|The first excerpt represents the past or something you must release, and is drawn from The Goodness of St. Rocque and Other Stories by Alice Dunbar:
Elysian Fields Street in blasts that made men shiver, and bent
everything in their track. The skies hung lowering and gloomy;
the usually quiet street was more than deserted, it was dismal.
Titee leaned against one of the brown freight cars for protection
against the shrill norther, and warmed his little chapped hands
at a blaze of chips and dry grass. "Maybe it'll snow," he
muttered, casting a glance at the sky that would have done credit
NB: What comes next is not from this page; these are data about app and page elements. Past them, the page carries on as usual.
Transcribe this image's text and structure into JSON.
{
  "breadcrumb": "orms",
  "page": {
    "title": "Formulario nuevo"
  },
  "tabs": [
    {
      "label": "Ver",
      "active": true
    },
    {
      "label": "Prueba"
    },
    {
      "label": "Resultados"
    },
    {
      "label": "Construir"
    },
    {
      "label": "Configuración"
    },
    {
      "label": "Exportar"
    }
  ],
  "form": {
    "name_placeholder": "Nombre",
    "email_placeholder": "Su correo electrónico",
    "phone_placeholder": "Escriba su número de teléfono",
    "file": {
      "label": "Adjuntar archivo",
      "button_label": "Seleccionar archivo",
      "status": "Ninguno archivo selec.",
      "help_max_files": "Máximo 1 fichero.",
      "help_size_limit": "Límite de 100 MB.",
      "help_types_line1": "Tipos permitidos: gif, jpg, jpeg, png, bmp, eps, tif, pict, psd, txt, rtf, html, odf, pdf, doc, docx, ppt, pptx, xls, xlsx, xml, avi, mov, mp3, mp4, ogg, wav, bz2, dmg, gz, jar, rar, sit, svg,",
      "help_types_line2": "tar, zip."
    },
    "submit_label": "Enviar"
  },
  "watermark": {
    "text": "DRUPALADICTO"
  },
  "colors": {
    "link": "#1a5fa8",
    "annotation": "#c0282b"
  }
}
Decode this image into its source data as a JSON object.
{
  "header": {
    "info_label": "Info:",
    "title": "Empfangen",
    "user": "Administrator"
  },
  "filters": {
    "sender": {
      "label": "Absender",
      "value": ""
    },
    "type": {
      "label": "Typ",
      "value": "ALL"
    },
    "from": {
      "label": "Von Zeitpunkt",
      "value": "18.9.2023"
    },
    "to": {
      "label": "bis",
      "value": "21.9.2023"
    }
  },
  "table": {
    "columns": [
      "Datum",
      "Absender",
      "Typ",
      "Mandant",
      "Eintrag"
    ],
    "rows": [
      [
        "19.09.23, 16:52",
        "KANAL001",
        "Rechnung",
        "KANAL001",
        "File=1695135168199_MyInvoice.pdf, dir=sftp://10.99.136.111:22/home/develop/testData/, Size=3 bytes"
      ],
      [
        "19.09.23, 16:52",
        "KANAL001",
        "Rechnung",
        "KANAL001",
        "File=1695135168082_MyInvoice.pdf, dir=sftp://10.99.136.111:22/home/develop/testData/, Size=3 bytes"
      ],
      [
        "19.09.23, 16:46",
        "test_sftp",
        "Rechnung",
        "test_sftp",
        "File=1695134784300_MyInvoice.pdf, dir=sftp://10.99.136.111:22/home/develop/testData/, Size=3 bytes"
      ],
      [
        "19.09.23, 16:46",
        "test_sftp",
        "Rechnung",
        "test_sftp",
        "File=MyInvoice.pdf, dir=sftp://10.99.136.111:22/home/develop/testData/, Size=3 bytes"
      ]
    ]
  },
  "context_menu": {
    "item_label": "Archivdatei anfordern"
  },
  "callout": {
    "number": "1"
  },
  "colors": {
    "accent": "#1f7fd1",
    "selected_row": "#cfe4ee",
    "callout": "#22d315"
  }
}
to a practised seaman. "Then won't I have fun! Ugh, but the
It was Saturday, or Titee would have been in school, the big
yellow school on Marigny Street, where he went every day when its
The Goodness of St. Rocque and Other Stories
|The second excerpt represents the present or the deciding factor of the moment, and is drawn from Scenes from a Courtesan's Life by Honore de Balzac:
or hussies, without any one on earth knowing anything about it.
Peyrade, of whom the Flemish woman would say to the grocer's cook, "He
would not hurt a fly!" was regarded as the best of men. He grudged his
daughter nothing. Lydie, who had been taught music by Schmucke, was
herself a musician capable of composing; she could wash in a sepia
drawing, and paint in gouache and water-color. Every Sunday Peyrade
dined at home with her. On that day this worthy was wholly paternal.
Lydie, religious but not a bigot, took the Sacrament at Easter, and
confessed every month. Still, she allowed herself from time to time to
be treated to the play. She walked in the Tuileries when it was fine.
These were all her pleasures, for she led a sedentary life. Lydie, who
|The third excerpt represents the future or something you must embrace, and is drawn from The Marvelous Land of Oz by L. Frank Baum:
the kettle. Next she
produced several packets of herbs and powders and began adding a portion of
each to the contents of the kettle. Occasionally she would draw near the
candle and read from a yellow paper the recipe of the mess she was
As Tip watched her his uneasiness increased.
"What is that for?" he asked.
"For you," returned Mombi, briefly.
Tip wriggled around upon his stool and stared awhile at the kettle, which
was beginning to bubble. Then he would glance at the stern and wrinkled
The Marvelous Land of Oz